If you want to take some time this Lent to familiarize yourself with Gesualdo’s Tenebrae music, the albums I would recommend as the best performances are Gesualdo: Responsoria 1611 (Collegium Vocale Gent, dir. Philippe Herrewege); the Tenebrae Choir (dir. Nigel Short) recording Gesualdo/Victoria-Responsories and Lamentations For Holy Saturday; and finally the album Gesualdo Tenebrae by Graindelavoix (dir. Björn Schmelzer). All are available on services like Spotify and Amazon Music.
Perhaps inviting friends or family for an hour of Gesualdo one Sunday evening could be an opportunity to share reactions and insights to the music and the texts. The texts may be found in a hand missal or the recording’s liner notes or online. If you are a musician, you might try following the scores as you listen (available on CPDL); or find some religious artwork to look at while you listen, like that of Grünewald’s Isenheim Altarpiece, or James Tissot’s life of Christ painting cycle. As many seek to enrich their Lent and also desire to become more familiar with the great art Catholicism has inspired, such a listening session could be an opportunity to nourish both. Say a prayer for Gesualdo’s soul, and thank God that he was able to contribute some beauty to the world despite his sins and struggles. The sweet sorrow of his responsories should give us hope that we too, despite our failings, can offer God something worthwhile with this Lent—which may well include turning a receptive ear to what Gesualdo tried to offer God through his music.
NOTE: readers may be interested in listening to a responsory I composed a few years ago in the style of Gesualdo:
Julian Kwasniewski is a musician specializing in Renaissance Lute and vocal music, an artist and graphic designer, as well as marketing consultant for several Catholic companies.
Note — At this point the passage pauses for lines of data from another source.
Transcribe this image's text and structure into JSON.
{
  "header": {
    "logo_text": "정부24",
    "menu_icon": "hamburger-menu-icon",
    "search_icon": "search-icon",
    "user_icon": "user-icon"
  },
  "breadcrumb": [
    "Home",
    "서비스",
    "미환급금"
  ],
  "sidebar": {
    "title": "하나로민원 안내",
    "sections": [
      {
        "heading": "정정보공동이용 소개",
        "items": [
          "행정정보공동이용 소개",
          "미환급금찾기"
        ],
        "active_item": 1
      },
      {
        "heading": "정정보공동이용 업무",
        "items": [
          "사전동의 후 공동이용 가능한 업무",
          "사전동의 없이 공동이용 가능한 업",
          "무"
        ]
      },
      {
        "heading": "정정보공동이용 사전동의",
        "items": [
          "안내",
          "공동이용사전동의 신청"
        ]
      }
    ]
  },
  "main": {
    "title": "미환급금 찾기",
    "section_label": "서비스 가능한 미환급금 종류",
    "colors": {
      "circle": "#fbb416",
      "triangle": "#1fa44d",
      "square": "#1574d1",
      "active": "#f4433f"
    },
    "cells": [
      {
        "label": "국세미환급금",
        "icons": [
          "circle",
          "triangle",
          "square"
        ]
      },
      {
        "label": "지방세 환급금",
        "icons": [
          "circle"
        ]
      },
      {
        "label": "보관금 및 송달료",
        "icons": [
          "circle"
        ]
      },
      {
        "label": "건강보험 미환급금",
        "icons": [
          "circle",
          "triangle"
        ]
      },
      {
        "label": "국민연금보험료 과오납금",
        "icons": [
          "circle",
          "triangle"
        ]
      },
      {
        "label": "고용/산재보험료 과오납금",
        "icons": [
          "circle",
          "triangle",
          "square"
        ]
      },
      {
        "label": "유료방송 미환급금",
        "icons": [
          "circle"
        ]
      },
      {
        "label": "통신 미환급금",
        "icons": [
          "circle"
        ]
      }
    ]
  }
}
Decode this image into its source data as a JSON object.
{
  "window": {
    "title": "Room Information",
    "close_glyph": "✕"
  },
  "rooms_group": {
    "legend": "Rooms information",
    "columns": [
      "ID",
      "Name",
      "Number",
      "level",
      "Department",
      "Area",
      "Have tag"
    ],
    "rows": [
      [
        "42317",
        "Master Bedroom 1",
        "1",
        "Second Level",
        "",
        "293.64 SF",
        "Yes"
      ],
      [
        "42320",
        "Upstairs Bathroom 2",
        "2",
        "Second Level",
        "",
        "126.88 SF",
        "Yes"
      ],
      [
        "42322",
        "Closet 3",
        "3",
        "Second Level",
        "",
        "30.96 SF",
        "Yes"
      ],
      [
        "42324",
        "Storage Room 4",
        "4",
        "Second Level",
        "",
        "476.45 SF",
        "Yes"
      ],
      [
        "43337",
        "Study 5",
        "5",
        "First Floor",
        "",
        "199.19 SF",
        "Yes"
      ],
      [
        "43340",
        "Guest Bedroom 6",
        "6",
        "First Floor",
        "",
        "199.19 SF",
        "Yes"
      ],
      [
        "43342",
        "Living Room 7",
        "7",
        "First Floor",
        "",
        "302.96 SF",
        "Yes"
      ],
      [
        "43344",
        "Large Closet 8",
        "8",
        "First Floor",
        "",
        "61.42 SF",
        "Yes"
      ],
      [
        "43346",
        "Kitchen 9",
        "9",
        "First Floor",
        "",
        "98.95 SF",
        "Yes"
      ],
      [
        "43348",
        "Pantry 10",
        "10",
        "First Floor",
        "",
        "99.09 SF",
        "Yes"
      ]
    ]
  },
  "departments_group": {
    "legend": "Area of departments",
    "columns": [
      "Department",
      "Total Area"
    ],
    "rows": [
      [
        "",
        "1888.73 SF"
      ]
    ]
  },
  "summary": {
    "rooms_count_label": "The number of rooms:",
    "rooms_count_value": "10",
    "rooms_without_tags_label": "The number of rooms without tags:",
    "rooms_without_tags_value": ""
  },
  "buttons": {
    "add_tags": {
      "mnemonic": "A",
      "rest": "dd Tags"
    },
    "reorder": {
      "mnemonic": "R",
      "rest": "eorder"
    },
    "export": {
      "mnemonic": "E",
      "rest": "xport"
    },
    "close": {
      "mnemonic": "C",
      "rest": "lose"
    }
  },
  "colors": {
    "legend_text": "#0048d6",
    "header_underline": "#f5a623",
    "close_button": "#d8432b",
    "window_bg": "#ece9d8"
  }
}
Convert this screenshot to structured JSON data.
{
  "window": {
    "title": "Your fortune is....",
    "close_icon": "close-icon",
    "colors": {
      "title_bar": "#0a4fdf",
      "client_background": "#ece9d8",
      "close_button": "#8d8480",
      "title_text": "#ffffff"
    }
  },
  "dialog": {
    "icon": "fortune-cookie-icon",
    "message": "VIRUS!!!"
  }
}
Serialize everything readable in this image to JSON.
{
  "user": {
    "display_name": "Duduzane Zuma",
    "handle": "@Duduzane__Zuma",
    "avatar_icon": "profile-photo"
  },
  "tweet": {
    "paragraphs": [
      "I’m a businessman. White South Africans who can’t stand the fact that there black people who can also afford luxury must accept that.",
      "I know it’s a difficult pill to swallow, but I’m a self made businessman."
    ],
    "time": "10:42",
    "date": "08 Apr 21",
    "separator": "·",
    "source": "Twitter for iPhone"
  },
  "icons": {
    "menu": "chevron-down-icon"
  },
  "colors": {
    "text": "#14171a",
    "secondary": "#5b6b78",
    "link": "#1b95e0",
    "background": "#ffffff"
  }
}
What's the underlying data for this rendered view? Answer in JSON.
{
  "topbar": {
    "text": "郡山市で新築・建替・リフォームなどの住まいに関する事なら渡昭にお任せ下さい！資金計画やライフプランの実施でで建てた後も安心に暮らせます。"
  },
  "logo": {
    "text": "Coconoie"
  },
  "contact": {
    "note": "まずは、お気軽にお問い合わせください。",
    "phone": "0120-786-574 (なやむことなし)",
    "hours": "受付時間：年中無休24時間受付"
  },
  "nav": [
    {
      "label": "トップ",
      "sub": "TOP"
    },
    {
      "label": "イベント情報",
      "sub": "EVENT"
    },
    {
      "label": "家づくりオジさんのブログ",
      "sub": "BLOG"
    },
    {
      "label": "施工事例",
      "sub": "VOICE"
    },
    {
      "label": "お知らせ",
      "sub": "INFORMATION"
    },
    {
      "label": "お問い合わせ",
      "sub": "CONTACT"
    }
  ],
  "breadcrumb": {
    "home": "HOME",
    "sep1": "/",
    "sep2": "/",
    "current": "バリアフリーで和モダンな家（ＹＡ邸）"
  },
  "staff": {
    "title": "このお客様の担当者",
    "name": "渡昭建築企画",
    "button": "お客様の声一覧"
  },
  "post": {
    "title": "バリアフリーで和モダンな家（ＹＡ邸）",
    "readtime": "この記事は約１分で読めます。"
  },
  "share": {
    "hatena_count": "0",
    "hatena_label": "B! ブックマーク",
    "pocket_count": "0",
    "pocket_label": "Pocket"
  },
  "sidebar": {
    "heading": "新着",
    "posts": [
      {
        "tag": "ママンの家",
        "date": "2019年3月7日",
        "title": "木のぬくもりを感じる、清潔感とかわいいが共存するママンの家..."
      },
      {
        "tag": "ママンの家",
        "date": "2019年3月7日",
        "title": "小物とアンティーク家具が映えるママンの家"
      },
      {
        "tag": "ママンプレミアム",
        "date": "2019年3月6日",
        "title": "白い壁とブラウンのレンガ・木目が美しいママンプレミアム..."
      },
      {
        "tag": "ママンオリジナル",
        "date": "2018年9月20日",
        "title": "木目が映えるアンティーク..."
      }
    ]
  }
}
His writings have appeared in National Catholic Register, Latin Mass Magazine, OnePeterFive, and New Liturgical Movement. You can find some of his artwork on Etsy, and his music on youtube.